In 2018, I visited an extraordinary art installation at Olympic Park, Shrouds of the Somme. Artist Rob Heard devoted 4 years, and bankrupted himself in the process, to sewing an individual shroud for each and every British and Commonwealth soldier killed and not recovered at the Somme. 72, 396 men lost, 19,240 on the first day alone (July 1, 1916). Each doll was only the size of a Barbie, but laid side by side, there seemed to be no end to them. Too many to fit in one photo. At the time, the sheer scale of it staggered me. It still staggers, yet in 2020, looking back at the photos, I feel something different, something I would never have thought only months ago: Look at them all, they aren’t alone.
Westminster Abbey was given special permission to hold a service today, with only 80 people, all masked, in attendance. I watched it on television and, while beautiful and moving, it felt all so very lonely. Remembering can be a deeply personal and often private act. Yet, this remembering, remembering for people most of us never knew, who died and continue to die, in the collective event that is war, seems to require, indeed deserves, a collective remembering. Even more so now when so many physical memorials have become problematic, the gathering of warm bodies seems more appropriate than cold stone.
These memorials we have insisted on erecting for centuries, do they really help us honour and remember? Sometimes, but mostly we just ignore them. They become part of the fabric of the landscape, no more distinguishable than the other stone and metal around them. I have been visiting English cathedrals recently, buildings that are filled with memorials and tombs and statues, mostly to people I have never heard of, whose deeds are either forgotten or, worse, are not worthy of being remembered. Occasionally, however, I find one that stops me in my tracks. In the east end of Canterbury Cathedral, a single candle and a fresh red rose sit on the floor as memorial to Thomas Beckett, the Archbishop of Canterbury murdered in the Cathedral in 1170. The simplicity is profoundly moving in a way an elaborately carved tomb or shrine could not be. It boasts nothing but its light, a light that is shared with all who look on it.
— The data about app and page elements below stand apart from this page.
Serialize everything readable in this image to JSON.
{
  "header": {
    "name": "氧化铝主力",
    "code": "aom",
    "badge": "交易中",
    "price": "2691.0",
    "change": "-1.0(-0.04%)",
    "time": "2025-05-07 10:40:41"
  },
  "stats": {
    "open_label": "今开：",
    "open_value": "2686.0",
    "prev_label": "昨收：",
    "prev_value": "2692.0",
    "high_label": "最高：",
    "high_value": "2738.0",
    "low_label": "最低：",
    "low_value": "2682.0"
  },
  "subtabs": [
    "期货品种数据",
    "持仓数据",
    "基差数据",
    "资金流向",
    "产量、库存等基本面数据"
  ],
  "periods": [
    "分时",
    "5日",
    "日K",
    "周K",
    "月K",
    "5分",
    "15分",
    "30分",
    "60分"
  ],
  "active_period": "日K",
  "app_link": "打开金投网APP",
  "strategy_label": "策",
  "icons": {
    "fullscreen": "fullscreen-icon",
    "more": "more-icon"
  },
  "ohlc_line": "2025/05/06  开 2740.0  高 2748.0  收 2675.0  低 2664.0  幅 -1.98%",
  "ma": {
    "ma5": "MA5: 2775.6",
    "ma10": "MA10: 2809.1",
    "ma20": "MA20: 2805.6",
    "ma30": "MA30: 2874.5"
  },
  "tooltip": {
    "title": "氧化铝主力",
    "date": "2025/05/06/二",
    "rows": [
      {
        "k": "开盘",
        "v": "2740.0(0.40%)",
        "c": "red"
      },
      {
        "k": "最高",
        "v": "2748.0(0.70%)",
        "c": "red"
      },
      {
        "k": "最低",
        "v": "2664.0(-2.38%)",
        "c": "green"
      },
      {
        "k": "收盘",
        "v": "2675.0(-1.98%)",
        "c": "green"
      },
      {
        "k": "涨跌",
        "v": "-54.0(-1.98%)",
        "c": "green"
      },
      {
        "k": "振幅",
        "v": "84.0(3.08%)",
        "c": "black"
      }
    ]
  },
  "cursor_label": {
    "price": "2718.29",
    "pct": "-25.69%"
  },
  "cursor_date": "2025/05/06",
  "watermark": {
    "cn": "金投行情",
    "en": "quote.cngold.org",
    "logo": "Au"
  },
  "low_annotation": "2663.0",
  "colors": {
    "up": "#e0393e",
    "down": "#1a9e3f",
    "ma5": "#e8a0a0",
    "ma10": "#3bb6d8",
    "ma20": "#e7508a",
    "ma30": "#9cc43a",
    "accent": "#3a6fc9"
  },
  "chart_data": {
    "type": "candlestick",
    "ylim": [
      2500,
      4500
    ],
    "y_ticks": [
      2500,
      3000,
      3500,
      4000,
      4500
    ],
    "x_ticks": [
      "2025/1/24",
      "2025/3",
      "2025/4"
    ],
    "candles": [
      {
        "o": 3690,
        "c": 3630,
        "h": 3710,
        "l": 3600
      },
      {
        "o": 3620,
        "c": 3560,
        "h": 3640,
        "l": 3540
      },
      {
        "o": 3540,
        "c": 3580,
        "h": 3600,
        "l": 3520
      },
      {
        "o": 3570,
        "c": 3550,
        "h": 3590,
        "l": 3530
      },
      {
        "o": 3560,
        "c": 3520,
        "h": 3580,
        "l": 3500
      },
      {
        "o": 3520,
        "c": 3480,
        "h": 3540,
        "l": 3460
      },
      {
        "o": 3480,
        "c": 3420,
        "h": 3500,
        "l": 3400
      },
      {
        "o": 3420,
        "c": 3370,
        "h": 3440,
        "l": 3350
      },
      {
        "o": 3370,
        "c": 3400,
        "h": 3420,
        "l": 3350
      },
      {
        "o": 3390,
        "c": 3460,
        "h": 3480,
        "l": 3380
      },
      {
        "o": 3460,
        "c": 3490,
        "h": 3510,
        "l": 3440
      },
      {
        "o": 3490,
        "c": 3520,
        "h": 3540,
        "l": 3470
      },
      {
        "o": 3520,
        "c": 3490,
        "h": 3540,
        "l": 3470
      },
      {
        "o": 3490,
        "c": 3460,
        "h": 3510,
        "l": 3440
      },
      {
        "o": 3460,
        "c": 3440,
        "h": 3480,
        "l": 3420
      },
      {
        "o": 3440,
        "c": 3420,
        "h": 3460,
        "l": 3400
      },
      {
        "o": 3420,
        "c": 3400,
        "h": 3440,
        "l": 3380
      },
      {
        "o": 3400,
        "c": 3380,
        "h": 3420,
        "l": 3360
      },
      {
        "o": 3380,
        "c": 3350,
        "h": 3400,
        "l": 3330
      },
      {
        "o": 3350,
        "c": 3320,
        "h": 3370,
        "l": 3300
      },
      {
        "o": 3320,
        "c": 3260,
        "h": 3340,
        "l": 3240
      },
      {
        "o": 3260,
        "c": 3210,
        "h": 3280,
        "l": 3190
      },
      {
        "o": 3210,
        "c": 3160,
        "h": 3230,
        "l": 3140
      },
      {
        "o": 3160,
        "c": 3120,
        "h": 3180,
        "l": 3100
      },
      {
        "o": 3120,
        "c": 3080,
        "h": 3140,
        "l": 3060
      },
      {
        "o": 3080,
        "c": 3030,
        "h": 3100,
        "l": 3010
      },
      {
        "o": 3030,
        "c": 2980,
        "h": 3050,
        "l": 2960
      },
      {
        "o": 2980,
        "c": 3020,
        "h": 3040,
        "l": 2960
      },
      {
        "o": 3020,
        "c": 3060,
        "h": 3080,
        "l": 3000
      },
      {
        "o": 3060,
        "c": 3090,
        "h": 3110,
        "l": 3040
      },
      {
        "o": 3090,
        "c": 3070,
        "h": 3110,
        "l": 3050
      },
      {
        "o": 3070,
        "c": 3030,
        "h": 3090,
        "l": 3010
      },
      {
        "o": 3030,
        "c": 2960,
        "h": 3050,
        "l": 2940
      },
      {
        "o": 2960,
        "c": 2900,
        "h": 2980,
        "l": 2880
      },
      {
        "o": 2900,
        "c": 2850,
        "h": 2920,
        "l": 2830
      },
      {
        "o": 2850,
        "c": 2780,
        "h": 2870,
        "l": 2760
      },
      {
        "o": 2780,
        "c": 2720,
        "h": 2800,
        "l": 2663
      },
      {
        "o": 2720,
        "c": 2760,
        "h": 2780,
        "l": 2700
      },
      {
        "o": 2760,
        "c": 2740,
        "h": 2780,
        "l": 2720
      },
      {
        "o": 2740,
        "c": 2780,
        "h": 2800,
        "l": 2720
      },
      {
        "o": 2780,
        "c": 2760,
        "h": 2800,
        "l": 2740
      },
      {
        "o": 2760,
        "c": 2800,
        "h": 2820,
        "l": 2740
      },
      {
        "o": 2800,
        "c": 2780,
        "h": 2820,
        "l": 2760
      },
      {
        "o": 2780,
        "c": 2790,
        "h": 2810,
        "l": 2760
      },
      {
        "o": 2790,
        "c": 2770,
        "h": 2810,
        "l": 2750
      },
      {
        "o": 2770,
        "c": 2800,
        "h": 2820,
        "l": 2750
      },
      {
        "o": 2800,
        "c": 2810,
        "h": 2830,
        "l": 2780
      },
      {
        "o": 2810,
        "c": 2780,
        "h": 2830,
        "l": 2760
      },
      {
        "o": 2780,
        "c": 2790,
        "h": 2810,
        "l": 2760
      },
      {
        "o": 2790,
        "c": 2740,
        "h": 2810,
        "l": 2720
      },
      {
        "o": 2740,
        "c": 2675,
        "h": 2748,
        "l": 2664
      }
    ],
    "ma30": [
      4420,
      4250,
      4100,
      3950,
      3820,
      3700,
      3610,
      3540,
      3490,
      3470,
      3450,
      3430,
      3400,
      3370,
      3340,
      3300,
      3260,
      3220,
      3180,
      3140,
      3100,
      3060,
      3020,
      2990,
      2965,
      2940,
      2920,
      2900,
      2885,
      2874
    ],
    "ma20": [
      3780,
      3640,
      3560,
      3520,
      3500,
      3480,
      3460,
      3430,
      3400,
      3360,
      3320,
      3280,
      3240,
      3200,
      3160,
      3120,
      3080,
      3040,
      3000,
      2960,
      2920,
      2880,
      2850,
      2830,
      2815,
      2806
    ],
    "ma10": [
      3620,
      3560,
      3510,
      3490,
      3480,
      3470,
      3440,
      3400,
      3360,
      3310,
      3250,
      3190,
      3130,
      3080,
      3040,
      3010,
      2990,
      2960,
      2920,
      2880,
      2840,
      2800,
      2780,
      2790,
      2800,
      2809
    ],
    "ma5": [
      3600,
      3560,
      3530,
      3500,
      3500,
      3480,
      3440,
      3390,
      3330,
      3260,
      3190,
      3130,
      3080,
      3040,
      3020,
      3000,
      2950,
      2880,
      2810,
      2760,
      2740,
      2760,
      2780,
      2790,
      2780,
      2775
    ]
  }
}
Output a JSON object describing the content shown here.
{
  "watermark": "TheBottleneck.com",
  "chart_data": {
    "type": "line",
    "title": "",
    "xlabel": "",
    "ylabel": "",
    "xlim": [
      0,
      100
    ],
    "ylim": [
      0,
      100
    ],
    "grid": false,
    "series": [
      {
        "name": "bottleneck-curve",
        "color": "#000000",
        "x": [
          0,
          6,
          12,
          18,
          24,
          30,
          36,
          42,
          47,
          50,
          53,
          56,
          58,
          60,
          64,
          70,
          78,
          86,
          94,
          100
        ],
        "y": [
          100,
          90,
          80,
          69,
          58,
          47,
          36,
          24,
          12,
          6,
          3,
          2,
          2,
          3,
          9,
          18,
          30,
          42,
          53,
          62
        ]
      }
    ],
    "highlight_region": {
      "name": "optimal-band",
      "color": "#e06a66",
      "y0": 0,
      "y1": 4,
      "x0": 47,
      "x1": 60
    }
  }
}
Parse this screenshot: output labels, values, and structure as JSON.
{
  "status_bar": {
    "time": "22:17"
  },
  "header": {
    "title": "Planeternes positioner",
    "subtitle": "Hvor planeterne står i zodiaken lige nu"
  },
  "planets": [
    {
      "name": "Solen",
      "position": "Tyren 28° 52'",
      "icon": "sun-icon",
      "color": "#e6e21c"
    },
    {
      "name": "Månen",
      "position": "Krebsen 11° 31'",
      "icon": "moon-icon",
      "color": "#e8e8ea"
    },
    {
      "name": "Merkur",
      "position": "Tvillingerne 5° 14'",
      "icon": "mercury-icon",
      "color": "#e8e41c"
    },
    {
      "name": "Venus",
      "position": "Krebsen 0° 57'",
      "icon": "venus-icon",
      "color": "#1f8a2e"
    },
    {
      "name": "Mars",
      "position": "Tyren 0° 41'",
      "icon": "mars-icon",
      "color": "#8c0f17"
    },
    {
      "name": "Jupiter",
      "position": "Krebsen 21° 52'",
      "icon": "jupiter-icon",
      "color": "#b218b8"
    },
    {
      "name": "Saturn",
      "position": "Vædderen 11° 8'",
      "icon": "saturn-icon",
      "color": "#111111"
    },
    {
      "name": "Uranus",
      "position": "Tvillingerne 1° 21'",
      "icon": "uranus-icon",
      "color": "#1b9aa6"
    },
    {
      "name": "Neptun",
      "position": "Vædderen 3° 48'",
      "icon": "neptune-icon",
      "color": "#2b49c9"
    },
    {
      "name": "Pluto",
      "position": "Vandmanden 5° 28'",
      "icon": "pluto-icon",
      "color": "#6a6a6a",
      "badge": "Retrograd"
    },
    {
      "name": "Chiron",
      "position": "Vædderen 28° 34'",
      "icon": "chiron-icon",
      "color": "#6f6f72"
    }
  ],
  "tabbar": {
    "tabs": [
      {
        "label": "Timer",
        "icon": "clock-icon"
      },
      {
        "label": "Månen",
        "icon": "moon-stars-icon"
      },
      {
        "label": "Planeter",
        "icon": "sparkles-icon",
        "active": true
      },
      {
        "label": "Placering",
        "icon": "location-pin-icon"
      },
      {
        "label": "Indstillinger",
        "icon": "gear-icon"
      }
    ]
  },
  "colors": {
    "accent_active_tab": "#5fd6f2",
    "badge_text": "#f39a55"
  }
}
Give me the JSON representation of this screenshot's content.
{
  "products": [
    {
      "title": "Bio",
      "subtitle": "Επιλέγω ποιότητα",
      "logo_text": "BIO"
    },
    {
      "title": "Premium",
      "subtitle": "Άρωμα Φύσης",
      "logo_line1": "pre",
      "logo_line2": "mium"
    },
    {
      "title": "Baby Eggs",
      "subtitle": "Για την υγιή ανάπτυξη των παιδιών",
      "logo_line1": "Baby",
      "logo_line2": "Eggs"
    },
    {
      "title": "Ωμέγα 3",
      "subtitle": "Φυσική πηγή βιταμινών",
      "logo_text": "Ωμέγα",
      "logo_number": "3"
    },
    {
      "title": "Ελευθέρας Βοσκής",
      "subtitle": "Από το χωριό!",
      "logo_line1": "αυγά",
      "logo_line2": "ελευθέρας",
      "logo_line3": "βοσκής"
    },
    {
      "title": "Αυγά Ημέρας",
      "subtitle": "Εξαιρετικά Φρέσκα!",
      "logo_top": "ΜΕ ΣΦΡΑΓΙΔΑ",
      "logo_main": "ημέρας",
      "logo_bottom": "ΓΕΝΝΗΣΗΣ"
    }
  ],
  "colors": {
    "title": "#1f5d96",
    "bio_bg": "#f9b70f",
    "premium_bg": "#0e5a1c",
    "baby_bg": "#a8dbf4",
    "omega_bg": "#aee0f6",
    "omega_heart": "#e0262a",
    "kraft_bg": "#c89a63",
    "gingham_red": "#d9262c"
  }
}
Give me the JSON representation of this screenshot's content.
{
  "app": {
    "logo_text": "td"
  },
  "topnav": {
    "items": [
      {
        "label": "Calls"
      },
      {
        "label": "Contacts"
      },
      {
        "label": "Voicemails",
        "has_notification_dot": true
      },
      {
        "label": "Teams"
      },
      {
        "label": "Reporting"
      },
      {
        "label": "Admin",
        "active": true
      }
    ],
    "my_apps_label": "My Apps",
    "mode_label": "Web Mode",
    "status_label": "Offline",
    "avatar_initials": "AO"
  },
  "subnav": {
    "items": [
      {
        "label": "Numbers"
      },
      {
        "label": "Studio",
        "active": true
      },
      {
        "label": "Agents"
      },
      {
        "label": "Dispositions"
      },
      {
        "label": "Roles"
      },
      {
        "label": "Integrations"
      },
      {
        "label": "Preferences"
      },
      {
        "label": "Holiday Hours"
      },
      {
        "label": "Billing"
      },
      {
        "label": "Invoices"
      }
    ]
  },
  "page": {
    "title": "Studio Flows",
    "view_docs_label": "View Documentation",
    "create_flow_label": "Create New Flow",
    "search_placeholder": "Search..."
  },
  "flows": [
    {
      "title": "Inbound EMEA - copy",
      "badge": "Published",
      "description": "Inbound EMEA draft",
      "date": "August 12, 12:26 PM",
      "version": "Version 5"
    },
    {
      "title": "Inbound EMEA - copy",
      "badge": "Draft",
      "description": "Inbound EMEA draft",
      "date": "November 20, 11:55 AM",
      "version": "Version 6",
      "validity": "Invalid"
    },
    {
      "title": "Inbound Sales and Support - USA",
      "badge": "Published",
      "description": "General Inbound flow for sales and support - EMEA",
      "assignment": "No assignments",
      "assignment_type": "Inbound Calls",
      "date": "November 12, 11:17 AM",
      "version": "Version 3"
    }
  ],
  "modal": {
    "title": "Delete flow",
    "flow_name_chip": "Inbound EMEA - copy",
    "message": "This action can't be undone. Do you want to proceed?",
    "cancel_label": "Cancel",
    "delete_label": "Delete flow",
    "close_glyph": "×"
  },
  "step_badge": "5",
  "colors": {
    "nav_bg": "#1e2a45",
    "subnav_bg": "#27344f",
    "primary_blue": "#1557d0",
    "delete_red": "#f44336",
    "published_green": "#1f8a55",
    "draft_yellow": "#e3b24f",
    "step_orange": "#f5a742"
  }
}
Not long ago I was introduced, through the Poetry Exchange podcast I have mentioned before, the Carol Ann Duffy poem, Last Post, which imagines what would be ‘if poetry could truly tell it backwards’, and allow ‘several million lives still possible’, what would be if, through verse, blood runs back into wounds and ‘and all those thousands dead /
are shaking dried mud from their hair / and queuing up for home.’ If only. With this poem and the Beckett memorial at Canterbury in mind I crossed the road, this morning. I spent time with these young men killed in the First World War. I tidied up their graves, lay a red rose and instead of a candle, a spring of rosemary at each. I said their names out loud, Frank, age 24, Harry, age 25, Percy, age 28. For just a few moments, together.